Do you use a computer or write long hand?
For picture books I write long hand at first. The idea or concept usually starts as a vague scribble in one of the many notebooks I carry around with me. I then flesh it out a bit before using note cards or post-its to work out the plot and to see where the holes are.
Once I have a good idea of the structure and the concept I’ll get the text onto the computer. Then I’ll make a (very basic and terribly drawn) ‘dummy’ of the book to see if it will fit the picture book model. My stories are usually way too long at first so, after that it’s editing, editing, editing!
Do you edit as you go along? Or at the end of the first draft?
One of the reasons I write long hand for picture books is that I have a terrible habit of editing as I go along when I’m typing - the result of years of blogging. Blogging is ‘publishing’ at its fastest and I have a tendency to write a blog-post, editing and correcting as I go and hit publish pretty much immediately. Creative writing needs a completely different approach. For a picture book, where every, single word counts - you might need to write a sentence many, many different ways before you get it just right. For me, that habit of editing as I go, means I’d either never finish a first draft because I’d start fixating on everything that was ‘wrong’ in the first sentences or else I’d race to the end of the story without thinking about all of the different possibilities for developing the concept. For those reasons, editing comes quite late in my process. I prefer to get the ‘story’ down first and then start tweaking things.
Picturebooks are notoriously difficult to write – did you find it tricky?
They are tricky! I think people really underestimate how difficult writing for young children can be. It can be surprisingly technical - getting the pacing right, making sure there are ‘hooks’ to keep readers turning the pages, keeping the word count as low as possible - all while telling a story about a ‘hero’ who is relatable yet age appropriate and creating a world that children will want to visit again and again and that parents won’t mind reading about again and again!
I definitely found it difficult in the beginning and made some extremely clunky attempts before I started to understand more about how picturebooks work, but like anything, with practice it gets easier. Although - that doesn’t mean I’ve stopped making clunky attempts!
Do you have any advice or tips for people who would like to write a picturebook?
My advice would be to read picturebooks. Read them for pleasure, of course, but also study them to learn about their structure and style and also about what kinds of things get published!
I also found ‘How to Write a Children’s Picture Book and get it Published’ by Andrea Shavick very useful when I was starting out.
What type of books do you like to read? Do you have a favourite book?
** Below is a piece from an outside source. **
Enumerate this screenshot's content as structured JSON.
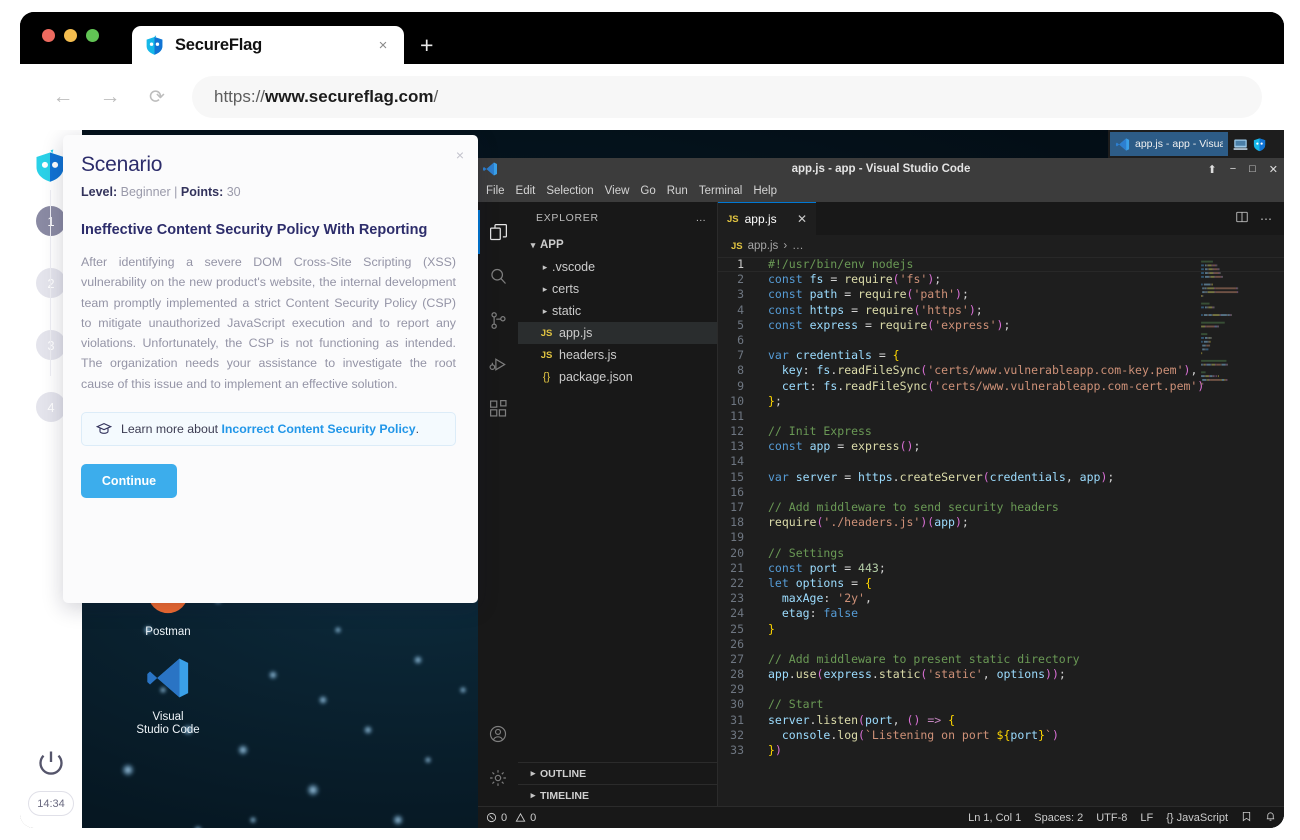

I do read a lot of picture books, of course, but literary fiction is usually what I’m drawn to when reading for pleasure. I currently have quite an eclectic stack on my bedside table. The complete works of Truman Capote, Annie Proulx’s Barkskins, June Caldwell’s Room Little Darker, Daniel Clowes graphic novel ‘Patience’ and Emma Donoghue’s new children’s book The Lotterys Plus One.
I think my favourite novel might be Postcards by Annie Proulx and my favourite book from childhood is A Little Princess by Frances Hodgson Burnett.
What are you working on next?
I’m very excited to have been commissioned to write another book ‘as Gaeilge’ so I’m working on producing something special for that. I have one story written about a girl who wishes she was very small, but I have a few other ideas too and I’m using the opportunity to develop as many of them as possible!
Thank you, Sadhbh, for sharing your writing life with us.
Sadhbh's book is available at all good bookshops and also via the publisher, Futa Fata.
Find out more about Sadhbh here: